Reproduce each line of the material that follows, word for word.

» Extracted material:
════════
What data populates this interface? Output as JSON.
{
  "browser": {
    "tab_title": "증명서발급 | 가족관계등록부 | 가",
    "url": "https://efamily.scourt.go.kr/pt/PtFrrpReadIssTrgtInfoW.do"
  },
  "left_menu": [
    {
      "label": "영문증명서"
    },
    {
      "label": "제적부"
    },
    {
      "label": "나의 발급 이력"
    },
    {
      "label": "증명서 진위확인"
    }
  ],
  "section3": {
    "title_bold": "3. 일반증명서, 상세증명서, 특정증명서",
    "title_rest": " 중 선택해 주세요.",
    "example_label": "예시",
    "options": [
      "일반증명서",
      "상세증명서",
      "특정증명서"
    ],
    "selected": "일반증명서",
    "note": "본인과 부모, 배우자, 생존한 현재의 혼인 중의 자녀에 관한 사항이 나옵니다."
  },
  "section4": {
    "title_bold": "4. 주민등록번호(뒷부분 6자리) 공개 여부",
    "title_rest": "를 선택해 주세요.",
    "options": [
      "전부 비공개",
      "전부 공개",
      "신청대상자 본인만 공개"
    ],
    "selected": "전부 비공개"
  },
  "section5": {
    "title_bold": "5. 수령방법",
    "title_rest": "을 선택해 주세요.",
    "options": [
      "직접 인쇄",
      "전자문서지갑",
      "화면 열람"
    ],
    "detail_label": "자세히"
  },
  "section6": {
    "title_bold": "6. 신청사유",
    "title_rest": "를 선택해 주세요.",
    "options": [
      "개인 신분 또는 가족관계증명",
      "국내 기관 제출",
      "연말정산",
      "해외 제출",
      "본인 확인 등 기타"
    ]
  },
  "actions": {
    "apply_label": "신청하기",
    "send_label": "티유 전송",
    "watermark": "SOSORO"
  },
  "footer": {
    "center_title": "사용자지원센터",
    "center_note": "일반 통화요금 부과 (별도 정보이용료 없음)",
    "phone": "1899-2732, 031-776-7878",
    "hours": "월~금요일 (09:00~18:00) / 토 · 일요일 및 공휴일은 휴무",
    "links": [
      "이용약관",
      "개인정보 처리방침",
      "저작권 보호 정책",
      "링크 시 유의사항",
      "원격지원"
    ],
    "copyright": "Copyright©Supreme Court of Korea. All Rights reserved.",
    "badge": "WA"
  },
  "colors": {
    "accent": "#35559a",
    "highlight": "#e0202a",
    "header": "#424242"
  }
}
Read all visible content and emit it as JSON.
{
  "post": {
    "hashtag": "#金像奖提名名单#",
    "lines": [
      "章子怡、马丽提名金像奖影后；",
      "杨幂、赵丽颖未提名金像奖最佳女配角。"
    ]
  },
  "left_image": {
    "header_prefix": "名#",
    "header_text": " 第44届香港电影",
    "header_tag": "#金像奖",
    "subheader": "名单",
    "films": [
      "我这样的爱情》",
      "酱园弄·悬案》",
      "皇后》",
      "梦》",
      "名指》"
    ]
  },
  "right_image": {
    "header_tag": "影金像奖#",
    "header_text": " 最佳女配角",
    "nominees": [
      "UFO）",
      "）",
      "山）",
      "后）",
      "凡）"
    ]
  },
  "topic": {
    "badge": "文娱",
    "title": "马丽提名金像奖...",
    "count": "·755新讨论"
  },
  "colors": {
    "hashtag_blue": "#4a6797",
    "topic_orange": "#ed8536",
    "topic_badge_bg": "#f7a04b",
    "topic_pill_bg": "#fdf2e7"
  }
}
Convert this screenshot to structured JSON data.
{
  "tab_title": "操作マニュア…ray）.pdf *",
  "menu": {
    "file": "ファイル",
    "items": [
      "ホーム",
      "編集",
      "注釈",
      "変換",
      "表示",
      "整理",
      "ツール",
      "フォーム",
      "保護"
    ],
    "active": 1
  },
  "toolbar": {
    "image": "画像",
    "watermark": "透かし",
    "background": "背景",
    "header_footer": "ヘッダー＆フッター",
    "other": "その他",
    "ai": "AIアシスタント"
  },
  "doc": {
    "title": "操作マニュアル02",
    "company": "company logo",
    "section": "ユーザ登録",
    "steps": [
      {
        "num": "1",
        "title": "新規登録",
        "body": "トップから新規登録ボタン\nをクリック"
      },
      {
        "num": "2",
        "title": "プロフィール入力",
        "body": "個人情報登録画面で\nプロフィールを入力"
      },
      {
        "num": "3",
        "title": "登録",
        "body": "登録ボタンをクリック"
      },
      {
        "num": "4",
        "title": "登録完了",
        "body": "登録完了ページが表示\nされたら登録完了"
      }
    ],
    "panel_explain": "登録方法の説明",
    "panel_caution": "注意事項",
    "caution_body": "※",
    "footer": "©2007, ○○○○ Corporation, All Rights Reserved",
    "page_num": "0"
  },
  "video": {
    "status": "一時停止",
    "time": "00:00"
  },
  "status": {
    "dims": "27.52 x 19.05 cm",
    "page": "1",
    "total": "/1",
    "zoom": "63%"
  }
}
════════
» Expected answer:
What data populates this interface? Output as JSON.
{
  "browser": {
    "tab_title": "증명서발급 | 가족관계등록부 | 가",
    "url": "https://efamily.scourt.go.kr/pt/PtFrrpReadIssTrgtInfoW.do"
  },
  "left_menu": [
    {
      "label": "영문증명서"
    },
    {
      "label": "제적부"
    },
    {
      "label": "나의 발급 이력"
    },
    {
      "label": "증명서 진위확인"
    }
  ],
  "section3": {
    "title_bold": "3. 일반증명서, 상세증명서, 특정증명서",
    "title_rest": " 중 선택해 주세요.",
    "example_label": "예시",
    "options": [
      "일반증명서",
      "상세증명서",
      "특정증명서"
    ],
    "selected": "일반증명서",
    "note": "본인과 부모, 배우자, 생존한 현재의 혼인 중의 자녀에 관한 사항이 나옵니다."
  },
  "section4": {
    "title_bold": "4. 주민등록번호(뒷부분 6자리) 공개 여부",
    "title_rest": "를 선택해 주세요.",
    "options": [
      "전부 비공개",
      "전부 공개",
      "신청대상자 본인만 공개"
    ],
    "selected": "전부 비공개"
  },
  "section5": {
    "title_bold": "5. 수령방법",
    "title_rest": "을 선택해 주세요.",
    "options": [
      "직접 인쇄",
      "전자문서지갑",
      "화면 열람"
    ],
    "detail_label": "자세히"
  },
  "section6": {
    "title_bold": "6. 신청사유",
    "title_rest": "를 선택해 주세요.",
    "options": [
      "개인 신분 또는 가족관계증명",
      "국내 기관 제출",
      "연말정산",
      "해외 제출",
      "본인 확인 등 기타"
    ]
  },
  "actions": {
    "apply_label": "신청하기",
    "send_label": "티유 전송",
    "watermark": "SOSORO"
  },
  "footer": {
    "center_title": "사용자지원센터",
    "center_note": "일반 통화요금 부과 (별도 정보이용료 없음)",
    "phone": "1899-2732, 031-776-7878",
    "hours": "월~금요일 (09:00~18:00) / 토 · 일요일 및 공휴일은 휴무",
    "links": [
      "이용약관",
      "개인정보 처리방침",
      "저작권 보호 정책",
      "링크 시 유의사항",
      "원격지원"
    ],
    "copyright": "Copyright©Supreme Court of Korea. All Rights reserved.",
    "badge": "WA"
  },
  "colors": {
    "accent": "#35559a",
    "highlight": "#e0202a",
    "header": "#424242"
  }
}
Read all visible content and emit it as JSON.
{
  "post": {
    "hashtag": "#金像奖提名名单#",
    "lines": [
      "章子怡、马丽提名金像奖影后；",
      "杨幂、赵丽颖未提名金像奖最佳女配角。"
    ]
  },
  "left_image": {
    "header_prefix": "名#",
    "header_text": " 第44届香港电影",
    "header_tag": "#金像奖",
    "subheader": "名单",
    "films": [
      "我这样的爱情》",
      "酱园弄·悬案》",
      "皇后》",
      "梦》",
      "名指》"
    ]
  },
  "right_image": {
    "header_tag": "影金像奖#",
    "header_text": " 最佳女配角",
    "nominees": [
      "UFO）",
      "）",
      "山）",
      "后）",
      "凡）"
    ]
  },
  "topic": {
    "badge": "文娱",
    "title": "马丽提名金像奖...",
    "count": "·755新讨论"
  },
  "colors": {
    "hashtag_blue": "#4a6797",
    "topic_orange": "#ed8536",
    "topic_badge_bg": "#f7a04b",
    "topic_pill_bg": "#fdf2e7"
  }
}
Convert this screenshot to structured JSON data.
{
  "tab_title": "操作マニュア…ray）.pdf *",
  "menu": {
    "file": "ファイル",
    "items": [
      "ホーム",
      "編集",
      "注釈",
      "変換",
      "表示",
      "整理",
      "ツール",
      "フォーム",
      "保護"
    ],
    "active": 1
  },
  "toolbar": {
    "image": "画像",
    "watermark": "透かし",
    "background": "背景",
    "header_footer": "ヘッダー＆フッター",
    "other": "その他",
    "ai": "AIアシスタント"
  },
  "doc": {
    "title": "操作マニュアル02",
    "company": "company logo",
    "section": "ユーザ登録",
    "steps": [
      {
        "num": "1",
        "title": "新規登録",
        "body": "トップから新規登録ボタン\nをクリック"
      },
      {
        "num": "2",
        "title": "プロフィール入力",
        "body": "個人情報登録画面で\nプロフィールを入力"
      },
      {
        "num": "3",
        "title": "登録",
        "body": "登録ボタンをクリック"
      },
      {
        "num": "4",
        "title": "登録完了",
        "body": "登録完了ページが表示\nされたら登録完了"
      }
    ],
    "panel_explain": "登録方法の説明",
    "panel_caution": "注意事項",
    "caution_body": "※",
    "footer": "©2007, ○○○○ Corporation, All Rights Reserved",
    "page_num": "0"
  },
  "video": {
    "status": "一時停止",
    "time": "00:00"
  },
  "status": {
    "dims": "27.52 x 19.05 cm",
    "page": "1",
    "total": "/1",
    "zoom": "63%"
  }
}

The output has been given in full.